Don't drop the patient: teamwork for cataract surgery.

Patel D, Crook S - Community Eye Health (2014)

Sally Crook
© Copyright Policy - open-access
Related In: Results  -  Collection

License
Show All Figures
getmorefigures.php?uid=PMC4194842&req=5

Figure 2: Sally Crook

View Article: PubMed Central - HTML - PubMed

Affiliation: E-learning Director: International Centre for Eye Health, London School of Hygiene and Tropical Medicine, London, UK. Daksha.patel@lshtm.ac.uk.

AUTOMATICALLY GENERATED EXCERPT
Please rate it.

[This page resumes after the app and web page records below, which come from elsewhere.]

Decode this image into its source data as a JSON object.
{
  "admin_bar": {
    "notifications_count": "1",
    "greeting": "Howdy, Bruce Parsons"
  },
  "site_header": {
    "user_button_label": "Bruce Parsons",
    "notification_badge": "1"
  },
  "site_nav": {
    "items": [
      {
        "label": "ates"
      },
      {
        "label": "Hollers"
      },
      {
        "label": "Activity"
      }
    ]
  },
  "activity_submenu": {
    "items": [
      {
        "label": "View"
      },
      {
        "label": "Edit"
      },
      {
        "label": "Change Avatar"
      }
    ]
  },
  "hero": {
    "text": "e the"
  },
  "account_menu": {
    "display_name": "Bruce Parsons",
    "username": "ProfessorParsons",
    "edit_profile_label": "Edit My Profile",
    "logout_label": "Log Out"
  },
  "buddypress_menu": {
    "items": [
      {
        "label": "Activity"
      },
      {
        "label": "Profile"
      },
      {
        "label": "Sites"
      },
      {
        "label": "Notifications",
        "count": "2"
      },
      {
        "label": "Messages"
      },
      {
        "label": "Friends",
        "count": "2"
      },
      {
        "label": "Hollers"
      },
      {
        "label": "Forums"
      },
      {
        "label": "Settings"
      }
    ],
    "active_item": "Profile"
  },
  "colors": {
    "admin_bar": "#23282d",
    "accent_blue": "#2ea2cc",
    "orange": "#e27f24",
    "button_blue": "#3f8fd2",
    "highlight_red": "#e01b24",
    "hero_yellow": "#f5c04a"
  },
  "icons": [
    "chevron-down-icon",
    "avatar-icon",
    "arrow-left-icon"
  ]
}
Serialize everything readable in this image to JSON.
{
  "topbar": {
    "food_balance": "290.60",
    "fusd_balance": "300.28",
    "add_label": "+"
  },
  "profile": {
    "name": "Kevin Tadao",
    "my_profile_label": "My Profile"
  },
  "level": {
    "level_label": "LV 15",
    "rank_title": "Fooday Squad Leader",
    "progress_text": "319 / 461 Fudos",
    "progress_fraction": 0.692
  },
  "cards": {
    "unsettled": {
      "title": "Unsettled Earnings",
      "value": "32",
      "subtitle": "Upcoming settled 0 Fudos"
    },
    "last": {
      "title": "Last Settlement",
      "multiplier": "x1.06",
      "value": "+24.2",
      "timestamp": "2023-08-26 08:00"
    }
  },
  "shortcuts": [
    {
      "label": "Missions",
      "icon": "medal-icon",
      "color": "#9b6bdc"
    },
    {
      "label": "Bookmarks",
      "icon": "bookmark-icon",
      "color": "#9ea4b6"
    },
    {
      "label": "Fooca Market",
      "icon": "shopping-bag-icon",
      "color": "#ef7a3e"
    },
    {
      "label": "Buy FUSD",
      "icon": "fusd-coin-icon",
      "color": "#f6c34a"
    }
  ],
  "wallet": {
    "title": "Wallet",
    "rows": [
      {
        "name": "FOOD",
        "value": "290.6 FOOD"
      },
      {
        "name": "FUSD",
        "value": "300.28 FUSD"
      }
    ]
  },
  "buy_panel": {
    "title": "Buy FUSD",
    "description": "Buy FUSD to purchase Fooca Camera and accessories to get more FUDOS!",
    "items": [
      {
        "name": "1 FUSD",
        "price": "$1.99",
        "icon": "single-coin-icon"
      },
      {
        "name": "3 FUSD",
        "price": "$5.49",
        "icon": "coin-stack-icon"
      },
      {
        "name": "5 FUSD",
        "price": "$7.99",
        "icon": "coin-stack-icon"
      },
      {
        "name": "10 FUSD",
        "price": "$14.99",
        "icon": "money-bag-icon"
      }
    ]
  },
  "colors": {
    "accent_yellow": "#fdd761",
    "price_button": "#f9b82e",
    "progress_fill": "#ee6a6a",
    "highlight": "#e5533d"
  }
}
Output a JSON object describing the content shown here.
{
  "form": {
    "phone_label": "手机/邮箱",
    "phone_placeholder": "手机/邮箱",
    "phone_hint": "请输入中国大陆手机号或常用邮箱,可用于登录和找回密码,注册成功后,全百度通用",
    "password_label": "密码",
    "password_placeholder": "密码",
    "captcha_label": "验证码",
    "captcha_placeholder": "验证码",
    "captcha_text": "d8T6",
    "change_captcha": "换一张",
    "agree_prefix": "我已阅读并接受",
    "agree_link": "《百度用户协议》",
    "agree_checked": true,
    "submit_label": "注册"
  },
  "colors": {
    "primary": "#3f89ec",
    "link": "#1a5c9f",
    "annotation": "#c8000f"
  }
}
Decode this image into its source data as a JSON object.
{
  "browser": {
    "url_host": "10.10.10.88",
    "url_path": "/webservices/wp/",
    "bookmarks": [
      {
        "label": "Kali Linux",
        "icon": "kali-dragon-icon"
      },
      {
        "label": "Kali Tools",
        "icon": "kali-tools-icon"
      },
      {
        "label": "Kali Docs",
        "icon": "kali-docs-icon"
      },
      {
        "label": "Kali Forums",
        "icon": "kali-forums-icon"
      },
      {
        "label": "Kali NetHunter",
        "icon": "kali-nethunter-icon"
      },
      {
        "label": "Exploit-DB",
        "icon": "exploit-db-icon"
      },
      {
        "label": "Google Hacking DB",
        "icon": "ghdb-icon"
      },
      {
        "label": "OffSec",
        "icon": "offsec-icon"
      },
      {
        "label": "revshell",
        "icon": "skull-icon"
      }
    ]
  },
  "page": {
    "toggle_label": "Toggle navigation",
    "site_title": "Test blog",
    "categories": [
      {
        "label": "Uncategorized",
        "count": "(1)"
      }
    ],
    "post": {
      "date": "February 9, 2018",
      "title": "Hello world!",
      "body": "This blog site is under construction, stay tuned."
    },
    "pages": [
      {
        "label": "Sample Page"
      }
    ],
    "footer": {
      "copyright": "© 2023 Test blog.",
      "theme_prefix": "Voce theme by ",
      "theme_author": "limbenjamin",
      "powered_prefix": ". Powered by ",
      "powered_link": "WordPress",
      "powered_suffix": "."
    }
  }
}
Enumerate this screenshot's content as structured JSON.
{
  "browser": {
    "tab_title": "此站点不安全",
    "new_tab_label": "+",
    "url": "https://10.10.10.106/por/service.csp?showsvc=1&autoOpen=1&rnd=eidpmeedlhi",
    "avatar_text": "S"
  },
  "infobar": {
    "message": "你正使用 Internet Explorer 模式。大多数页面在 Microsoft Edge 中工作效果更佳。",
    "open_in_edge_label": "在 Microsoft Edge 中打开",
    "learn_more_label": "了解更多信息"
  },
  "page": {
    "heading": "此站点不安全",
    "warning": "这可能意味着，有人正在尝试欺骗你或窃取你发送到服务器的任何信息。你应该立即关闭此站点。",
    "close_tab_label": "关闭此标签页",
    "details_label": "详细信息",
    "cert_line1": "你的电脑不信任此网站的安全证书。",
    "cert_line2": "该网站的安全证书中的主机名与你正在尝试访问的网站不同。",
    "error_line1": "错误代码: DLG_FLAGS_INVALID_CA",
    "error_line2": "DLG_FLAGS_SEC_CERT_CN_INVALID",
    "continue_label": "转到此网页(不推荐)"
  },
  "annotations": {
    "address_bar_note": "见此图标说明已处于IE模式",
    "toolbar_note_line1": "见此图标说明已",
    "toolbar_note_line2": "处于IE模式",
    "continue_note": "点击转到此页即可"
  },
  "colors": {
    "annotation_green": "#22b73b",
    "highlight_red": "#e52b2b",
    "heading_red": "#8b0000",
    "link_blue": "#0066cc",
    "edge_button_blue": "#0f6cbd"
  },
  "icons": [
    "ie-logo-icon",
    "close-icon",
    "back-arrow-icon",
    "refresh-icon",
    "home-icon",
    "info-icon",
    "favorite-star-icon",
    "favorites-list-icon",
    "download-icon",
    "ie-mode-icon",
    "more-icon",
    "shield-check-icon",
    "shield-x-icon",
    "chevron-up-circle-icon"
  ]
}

This is done at the community level by health workers – such as primary health care workers and community health workers – who then refer the patient to an ophthalmic clinician for assessment and/or surgery... There is also a return journey: a cataract patient must come back to the community for follow-up and post-operative care, including detection of complications and referral back to the surgical centre if needed... We would like to suggest that much of the responsibility for good teamwork rests with the team at the surgical centre or eye unit, who rely on the health workers in the community to identify and refer patients for surgery and to care for them once they return to the community... As an example, high-volume cataract surgical centres, such as those based in India, work closely with their referral networks to ensure uptake of surgery is not hindered due to delays in the pathways or at the point of treatment... A process for referral, using a protocol, would provide clear and consistent steps to follow... For example: Explain to the patient what has been found and that their sight can be restored... Tell the patient what to expect: what the treatment involves, its safety, possible outcomes and the benefits of treatment... At the surgical centre, the manager must establish good information flow between team members within the eye unit and between them and the health workers in the community... Recognising the various roles within the team (including finance, administration, reception, stores, equipment maintenance, cleaning and pharmacy) will also help to ensure the smooth functioning of the unit... The result – regular procurement of medicines and instruments, good patient flow into theatre and aseptic functioning in operating theaters – will boost both the number of operations and their quality... Good working relationships between the team at the eye unit and the health workers in the community can lead to more effective service delivery, as steps can be taken to ensure neither group is overburdened or under-used... Teamwork can be further strengthened by training, mentoring and active support for workers in the community... All of the above will ensure that the patient receives timely and high-quality service in an efficient and user-friendly style.

No MeSH data available.